Apple demonstrates an abuse of patent rights
Published: Tuesday, July 10, 2012
Updated: Tuesday, July 24, 2012 20:07
The battle between cell phone companies has just hit defcon 1 (which despite popular belief, is in fact much more lethal than defcon 5).
Apple has won a lawsuit over four accused patent infringements on Samsung, which includes the concept of a “unified search engine” (Apple’s Siri), as well as a few other things such as the screen unlock. As a result, Samsung’s Galaxy Nexus has been banned in the United States, and there is a preliminary ban on the Galaxy tab 10.1. This legal battle has been going on for a while now and Judge Lucy Koh has finally put down the hammer in favor of Apple.
Let me start out by saying I’m no Apple “fanboy,” although I do own an iPhone, which I enjoy quite a bit. I think I hold neutral ground with about as little bias as possible toward either company. That being said, this whole lawsuit, and especially the ruling, is an outrage.
Patents are nothing new and have been around for a long time. They protect people’s creative ideas, and prevent others from stealing and calling them their own. When used correctly, patents should be a very helpful tool for helping inventors and businesses alike.
In the case of these Apple patents, I think patents are being abused — beyond belief.
Here’s my understanding of what’s going on: Apple was one of the first companies to really start getting the ball rolling on smartphones. They collected a lot of great ideas both from their own think tanks, as well as other previous attempts from various companies around the world, and patented them. In doing this, they took the features they thought would be essential to the future of smartphones and basically pulled a childlike “mine!”
To put this into perspective, imagine if Ford, the original maker of the first real commercial automobiles, put a patent on vehicles with four wheels. While they were at it, they grabbed one for doors, a horn and bumpers. Then, all future car companies would have to figure out how to make cars with less or more than four wheels and somehow get people in without doors, as well as some way to prevent accidents (unless of course they want to pay huge royalties to Ford).
Now, extremism aside — although I don’t think that analogy is too far off — this really is something that should be putting up red flags for the U.S. Patent Office, who is in charge of the patent process.
The first major red flag is the way that these patents are being written. If you read these patents carefully, there are a lot of generalities and catchalls. The idea of a “unified search engine” as they dub Siri, is not something Apple invented, nor do they have any right putting a claim on it.
The Internet has had unified search engines almost since the beginning of its era, with companies like Yahoo! and Webcrawler. Google is currently our most popular one, but that still doesn’t prevent sites like Microsoft’s Bing from thriving. Yet, Apple has tried to put up a Berlin wall on a built-in one for cell phones.
Second, it’s clear that these patents are not an attempt to protect their ideas; they’re an attempt to take over the market. These ideas aren’t ones that were clear strokes of genius on Apple’s part; they were simply the next step in technology progress for cell phones.

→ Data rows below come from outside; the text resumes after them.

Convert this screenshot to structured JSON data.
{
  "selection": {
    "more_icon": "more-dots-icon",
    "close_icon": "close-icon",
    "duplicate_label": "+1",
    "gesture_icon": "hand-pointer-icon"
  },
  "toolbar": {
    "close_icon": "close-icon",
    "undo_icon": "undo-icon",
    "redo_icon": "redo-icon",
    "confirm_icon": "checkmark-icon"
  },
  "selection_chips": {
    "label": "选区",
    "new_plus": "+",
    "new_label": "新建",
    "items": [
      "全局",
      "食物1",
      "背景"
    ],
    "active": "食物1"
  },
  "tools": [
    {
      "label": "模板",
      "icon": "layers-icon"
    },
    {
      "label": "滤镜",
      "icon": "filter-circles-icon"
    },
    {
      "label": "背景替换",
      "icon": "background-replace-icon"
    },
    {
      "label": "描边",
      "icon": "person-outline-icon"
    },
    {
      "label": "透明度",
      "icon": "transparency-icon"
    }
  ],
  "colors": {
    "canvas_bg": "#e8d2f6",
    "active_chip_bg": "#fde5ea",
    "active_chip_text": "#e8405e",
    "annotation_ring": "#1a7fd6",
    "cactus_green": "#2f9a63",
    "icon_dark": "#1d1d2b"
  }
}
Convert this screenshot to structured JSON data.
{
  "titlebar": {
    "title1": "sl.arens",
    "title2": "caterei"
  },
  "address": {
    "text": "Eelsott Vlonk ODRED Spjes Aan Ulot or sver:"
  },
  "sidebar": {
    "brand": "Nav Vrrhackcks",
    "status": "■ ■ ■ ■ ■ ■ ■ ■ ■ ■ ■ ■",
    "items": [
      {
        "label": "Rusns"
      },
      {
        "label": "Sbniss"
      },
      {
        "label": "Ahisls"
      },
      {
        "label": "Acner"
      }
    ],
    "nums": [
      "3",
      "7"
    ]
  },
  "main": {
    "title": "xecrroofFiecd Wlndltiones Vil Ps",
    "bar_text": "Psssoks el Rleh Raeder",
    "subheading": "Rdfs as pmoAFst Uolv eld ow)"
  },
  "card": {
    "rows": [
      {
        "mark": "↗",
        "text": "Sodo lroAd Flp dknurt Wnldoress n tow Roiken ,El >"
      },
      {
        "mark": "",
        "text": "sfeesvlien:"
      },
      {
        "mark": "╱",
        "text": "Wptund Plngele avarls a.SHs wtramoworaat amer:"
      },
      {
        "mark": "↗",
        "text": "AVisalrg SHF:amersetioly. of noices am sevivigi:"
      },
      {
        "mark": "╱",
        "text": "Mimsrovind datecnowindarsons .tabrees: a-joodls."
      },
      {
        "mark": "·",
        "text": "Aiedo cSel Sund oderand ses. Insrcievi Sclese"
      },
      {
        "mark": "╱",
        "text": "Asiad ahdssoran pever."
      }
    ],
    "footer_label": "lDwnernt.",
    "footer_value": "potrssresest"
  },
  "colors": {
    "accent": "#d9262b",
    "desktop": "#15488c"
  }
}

While Apple isn’t breaking any laws in making these patents, there’s something to be said for re-examining the current structure of the process and its filtering, because if this keeps up, we’re going to have a lot of potential advances in the technology market shut down and fought after. I know I don’t want World War III to be over an intellectual property right, but if this keeps up, I could see it being a possibility.
Alexander Vervloet is a junior in communication. The opinions expressed in his columns do not necessarily represent those of The Daily Barometer staff. Vervloet can be reached at firstname.lastname@example.org.